WHAT IS REQUIRED
Go through the data and report each line that holds the string "Slide".
.....
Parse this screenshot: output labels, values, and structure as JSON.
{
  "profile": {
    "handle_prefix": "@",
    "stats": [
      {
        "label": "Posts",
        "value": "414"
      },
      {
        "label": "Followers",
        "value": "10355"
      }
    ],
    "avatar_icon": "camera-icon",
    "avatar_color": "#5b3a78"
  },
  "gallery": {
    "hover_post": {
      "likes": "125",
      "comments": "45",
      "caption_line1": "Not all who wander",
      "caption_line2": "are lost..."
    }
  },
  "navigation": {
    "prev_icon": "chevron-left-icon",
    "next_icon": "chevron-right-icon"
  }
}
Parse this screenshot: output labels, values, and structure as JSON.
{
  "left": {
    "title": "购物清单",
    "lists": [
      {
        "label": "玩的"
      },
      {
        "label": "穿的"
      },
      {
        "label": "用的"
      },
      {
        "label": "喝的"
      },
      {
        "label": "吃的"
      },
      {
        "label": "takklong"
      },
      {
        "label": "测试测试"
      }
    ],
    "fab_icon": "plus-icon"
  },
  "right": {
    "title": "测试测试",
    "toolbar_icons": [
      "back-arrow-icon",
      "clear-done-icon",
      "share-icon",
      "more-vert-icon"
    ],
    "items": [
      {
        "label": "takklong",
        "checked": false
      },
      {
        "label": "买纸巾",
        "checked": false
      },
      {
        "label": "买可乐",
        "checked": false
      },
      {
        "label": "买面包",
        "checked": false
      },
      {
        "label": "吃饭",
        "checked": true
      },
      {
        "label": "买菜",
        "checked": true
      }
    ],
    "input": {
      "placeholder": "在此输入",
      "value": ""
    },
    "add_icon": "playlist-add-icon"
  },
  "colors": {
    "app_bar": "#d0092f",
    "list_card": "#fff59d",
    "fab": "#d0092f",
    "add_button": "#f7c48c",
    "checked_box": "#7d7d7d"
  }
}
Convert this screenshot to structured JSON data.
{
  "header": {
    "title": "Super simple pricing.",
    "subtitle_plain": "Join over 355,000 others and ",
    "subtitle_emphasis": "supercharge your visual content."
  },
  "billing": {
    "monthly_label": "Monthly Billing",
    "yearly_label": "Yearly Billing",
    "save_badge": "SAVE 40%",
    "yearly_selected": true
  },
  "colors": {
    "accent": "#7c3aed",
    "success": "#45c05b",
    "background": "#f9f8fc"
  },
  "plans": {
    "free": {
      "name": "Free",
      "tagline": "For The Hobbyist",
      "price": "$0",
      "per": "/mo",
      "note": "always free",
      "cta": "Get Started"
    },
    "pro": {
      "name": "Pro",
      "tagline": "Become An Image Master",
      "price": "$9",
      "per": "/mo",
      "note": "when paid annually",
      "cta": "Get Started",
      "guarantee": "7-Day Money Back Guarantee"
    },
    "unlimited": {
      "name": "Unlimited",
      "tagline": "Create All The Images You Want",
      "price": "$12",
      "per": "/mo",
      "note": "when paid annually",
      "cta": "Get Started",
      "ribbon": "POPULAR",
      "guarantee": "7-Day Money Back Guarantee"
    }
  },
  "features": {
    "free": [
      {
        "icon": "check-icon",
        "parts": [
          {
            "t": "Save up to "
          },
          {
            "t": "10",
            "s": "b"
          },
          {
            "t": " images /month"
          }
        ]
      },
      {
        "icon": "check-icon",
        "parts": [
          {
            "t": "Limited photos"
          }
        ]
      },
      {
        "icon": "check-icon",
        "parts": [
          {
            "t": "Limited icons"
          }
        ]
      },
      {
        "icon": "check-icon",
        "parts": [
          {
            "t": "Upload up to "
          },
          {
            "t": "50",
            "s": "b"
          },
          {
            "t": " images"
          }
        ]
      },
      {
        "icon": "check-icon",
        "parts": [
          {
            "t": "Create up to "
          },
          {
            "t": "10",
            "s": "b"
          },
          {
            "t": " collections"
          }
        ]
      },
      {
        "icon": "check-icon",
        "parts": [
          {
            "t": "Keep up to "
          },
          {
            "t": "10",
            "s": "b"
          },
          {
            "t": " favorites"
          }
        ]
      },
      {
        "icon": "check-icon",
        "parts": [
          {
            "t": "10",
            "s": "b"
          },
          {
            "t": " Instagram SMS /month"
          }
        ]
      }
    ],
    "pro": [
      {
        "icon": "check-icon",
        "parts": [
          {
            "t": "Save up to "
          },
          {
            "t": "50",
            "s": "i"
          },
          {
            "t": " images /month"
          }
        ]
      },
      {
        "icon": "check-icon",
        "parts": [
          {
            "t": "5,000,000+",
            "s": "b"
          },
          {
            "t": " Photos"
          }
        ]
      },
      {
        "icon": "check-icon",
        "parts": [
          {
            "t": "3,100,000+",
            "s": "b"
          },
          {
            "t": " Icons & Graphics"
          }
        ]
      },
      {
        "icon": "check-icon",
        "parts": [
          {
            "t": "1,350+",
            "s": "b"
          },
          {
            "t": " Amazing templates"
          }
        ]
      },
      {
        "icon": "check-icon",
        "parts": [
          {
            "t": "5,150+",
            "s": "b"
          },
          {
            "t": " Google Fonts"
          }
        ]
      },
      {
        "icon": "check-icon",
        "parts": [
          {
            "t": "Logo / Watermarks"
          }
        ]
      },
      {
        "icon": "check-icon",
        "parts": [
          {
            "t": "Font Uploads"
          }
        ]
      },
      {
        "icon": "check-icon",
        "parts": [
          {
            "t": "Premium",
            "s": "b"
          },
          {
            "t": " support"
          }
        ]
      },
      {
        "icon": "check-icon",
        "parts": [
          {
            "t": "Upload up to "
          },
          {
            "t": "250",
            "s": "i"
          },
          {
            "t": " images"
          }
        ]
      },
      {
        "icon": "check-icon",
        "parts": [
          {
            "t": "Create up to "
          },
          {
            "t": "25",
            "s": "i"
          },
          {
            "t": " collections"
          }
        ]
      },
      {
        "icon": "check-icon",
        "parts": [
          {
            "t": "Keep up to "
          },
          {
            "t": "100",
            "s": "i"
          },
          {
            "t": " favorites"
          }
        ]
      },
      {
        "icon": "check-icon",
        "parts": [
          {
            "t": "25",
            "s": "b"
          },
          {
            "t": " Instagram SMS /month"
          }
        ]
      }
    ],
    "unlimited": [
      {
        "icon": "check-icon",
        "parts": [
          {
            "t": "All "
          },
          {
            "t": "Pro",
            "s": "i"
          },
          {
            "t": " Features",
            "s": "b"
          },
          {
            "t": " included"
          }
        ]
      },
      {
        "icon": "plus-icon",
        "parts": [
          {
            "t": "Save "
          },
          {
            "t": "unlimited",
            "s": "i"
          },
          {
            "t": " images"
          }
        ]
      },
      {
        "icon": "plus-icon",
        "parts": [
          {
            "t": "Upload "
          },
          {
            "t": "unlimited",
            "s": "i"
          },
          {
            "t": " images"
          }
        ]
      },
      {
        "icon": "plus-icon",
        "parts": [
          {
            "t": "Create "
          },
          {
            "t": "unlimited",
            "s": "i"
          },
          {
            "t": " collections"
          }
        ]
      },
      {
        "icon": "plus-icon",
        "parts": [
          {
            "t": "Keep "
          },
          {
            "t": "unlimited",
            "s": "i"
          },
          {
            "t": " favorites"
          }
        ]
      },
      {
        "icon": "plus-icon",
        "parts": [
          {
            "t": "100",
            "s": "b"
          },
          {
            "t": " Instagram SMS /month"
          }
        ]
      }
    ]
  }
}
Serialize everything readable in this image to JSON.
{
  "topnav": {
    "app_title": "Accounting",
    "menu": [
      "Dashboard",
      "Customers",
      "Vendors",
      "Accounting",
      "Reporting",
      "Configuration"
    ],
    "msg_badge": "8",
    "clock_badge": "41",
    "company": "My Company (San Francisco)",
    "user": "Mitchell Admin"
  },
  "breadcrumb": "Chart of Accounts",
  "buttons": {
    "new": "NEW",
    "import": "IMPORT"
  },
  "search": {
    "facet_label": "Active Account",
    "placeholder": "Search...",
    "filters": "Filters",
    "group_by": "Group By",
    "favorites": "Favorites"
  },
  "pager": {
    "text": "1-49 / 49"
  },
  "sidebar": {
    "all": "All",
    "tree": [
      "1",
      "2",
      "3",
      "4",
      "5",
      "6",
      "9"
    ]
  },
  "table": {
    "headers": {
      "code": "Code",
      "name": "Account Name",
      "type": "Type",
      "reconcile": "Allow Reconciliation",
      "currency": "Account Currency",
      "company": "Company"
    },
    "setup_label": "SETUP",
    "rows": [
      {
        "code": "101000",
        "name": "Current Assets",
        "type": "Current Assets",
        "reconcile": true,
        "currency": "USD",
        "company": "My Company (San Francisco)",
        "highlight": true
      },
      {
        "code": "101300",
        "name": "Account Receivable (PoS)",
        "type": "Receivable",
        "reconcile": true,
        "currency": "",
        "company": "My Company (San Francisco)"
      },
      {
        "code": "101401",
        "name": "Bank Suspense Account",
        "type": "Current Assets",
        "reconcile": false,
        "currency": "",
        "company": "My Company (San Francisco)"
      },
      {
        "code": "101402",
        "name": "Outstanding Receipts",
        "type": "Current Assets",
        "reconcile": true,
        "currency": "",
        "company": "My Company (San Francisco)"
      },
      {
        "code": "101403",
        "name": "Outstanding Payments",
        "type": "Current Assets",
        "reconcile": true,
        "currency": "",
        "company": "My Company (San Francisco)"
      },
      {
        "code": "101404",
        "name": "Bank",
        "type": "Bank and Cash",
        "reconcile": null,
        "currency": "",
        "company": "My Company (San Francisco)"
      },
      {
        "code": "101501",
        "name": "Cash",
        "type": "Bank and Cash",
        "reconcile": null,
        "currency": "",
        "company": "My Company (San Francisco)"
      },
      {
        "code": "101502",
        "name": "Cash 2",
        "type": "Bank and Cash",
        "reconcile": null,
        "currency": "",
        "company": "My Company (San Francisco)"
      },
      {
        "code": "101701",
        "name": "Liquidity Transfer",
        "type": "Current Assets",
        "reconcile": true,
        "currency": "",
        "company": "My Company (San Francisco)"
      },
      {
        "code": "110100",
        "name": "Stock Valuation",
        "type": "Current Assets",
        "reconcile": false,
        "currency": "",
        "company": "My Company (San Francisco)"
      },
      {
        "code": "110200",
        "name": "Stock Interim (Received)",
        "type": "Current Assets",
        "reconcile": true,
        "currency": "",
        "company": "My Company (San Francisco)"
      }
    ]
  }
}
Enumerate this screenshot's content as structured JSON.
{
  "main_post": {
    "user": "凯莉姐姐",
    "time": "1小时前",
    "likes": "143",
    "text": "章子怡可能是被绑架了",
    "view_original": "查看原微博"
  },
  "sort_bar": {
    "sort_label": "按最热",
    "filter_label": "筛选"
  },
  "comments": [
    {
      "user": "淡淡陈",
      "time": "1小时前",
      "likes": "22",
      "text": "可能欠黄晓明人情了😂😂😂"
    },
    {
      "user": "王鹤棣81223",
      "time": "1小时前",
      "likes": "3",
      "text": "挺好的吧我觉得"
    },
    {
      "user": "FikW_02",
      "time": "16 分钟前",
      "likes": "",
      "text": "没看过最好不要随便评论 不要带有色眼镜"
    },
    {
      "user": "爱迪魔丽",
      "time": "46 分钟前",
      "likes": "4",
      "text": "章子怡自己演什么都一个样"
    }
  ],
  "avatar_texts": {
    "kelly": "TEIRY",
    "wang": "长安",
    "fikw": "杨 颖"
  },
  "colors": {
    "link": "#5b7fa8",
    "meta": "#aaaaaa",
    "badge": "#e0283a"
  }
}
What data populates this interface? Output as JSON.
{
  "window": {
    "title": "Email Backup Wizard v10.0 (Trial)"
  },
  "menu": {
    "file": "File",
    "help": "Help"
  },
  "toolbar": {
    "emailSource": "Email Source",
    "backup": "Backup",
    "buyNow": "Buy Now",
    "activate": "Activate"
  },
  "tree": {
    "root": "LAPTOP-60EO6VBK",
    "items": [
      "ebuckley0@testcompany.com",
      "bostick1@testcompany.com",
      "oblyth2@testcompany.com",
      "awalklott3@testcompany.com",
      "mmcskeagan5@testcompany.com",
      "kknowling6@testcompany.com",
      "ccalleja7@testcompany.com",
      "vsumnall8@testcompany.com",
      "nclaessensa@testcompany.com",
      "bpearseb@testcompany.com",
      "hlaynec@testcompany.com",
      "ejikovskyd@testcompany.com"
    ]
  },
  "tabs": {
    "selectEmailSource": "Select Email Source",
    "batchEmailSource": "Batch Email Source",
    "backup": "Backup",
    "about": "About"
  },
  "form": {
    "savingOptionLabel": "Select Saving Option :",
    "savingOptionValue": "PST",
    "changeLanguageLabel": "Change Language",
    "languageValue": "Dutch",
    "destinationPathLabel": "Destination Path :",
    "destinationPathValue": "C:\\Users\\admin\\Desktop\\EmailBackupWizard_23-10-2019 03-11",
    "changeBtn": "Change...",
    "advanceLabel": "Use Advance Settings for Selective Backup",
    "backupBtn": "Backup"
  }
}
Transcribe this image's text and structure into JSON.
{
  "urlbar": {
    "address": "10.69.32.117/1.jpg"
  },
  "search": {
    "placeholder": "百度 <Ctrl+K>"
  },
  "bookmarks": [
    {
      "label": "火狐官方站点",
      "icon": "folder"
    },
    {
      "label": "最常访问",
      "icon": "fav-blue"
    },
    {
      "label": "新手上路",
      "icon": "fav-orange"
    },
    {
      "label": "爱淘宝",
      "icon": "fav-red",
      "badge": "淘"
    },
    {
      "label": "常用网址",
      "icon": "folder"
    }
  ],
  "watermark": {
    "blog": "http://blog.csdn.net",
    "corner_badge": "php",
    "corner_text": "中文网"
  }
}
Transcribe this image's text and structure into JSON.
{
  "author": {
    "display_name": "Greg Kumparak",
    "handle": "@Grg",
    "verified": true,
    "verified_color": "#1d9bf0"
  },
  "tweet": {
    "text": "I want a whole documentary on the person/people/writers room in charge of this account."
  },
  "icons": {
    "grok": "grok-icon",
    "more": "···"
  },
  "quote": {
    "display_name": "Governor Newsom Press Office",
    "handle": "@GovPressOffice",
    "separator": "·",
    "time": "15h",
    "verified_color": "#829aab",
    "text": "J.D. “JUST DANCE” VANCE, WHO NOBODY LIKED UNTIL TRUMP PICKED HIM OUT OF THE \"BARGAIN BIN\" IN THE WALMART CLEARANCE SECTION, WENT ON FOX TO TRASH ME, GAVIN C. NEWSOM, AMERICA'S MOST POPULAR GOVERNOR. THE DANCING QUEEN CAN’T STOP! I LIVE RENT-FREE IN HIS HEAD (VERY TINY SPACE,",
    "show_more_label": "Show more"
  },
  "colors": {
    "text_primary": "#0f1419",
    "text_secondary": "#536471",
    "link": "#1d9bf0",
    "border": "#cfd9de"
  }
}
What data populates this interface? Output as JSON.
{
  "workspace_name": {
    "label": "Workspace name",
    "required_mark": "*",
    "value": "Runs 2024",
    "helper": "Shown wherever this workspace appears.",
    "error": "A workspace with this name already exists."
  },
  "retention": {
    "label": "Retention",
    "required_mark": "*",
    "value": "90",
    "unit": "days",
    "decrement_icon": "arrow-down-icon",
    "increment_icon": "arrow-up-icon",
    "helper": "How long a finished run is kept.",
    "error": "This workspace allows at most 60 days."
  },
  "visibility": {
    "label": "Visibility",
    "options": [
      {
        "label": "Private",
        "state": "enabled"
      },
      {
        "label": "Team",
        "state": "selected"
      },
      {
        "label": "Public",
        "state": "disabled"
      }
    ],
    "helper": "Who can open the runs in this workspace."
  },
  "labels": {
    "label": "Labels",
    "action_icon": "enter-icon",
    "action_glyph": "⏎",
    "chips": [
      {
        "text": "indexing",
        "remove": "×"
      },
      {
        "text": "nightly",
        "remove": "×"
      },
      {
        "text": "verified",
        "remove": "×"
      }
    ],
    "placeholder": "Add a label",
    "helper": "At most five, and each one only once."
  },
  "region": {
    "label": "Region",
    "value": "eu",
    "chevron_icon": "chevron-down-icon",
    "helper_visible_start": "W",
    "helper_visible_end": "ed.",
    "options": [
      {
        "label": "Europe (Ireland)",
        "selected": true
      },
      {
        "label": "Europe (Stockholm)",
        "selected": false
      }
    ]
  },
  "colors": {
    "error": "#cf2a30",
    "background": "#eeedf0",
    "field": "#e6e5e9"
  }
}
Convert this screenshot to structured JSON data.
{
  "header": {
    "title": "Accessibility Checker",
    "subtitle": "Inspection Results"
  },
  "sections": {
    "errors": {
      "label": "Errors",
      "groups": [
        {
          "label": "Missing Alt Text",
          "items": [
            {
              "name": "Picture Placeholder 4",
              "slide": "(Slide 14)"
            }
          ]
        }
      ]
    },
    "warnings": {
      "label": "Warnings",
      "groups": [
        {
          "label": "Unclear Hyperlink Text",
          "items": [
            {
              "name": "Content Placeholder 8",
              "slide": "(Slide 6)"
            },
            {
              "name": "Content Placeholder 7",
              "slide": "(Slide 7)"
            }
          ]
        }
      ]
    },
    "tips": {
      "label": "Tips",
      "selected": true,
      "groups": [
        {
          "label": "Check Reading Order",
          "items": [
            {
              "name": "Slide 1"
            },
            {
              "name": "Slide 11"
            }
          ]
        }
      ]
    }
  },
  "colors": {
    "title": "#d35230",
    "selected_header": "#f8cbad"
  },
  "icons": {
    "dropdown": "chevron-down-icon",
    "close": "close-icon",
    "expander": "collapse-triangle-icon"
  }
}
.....
WRITTEN REPLY
              "slide": "(Slide 14)"
              "slide": "(Slide 6)"
              "slide": "(Slide 7)"
              "name": "Slide 1"
              "name": "Slide 11"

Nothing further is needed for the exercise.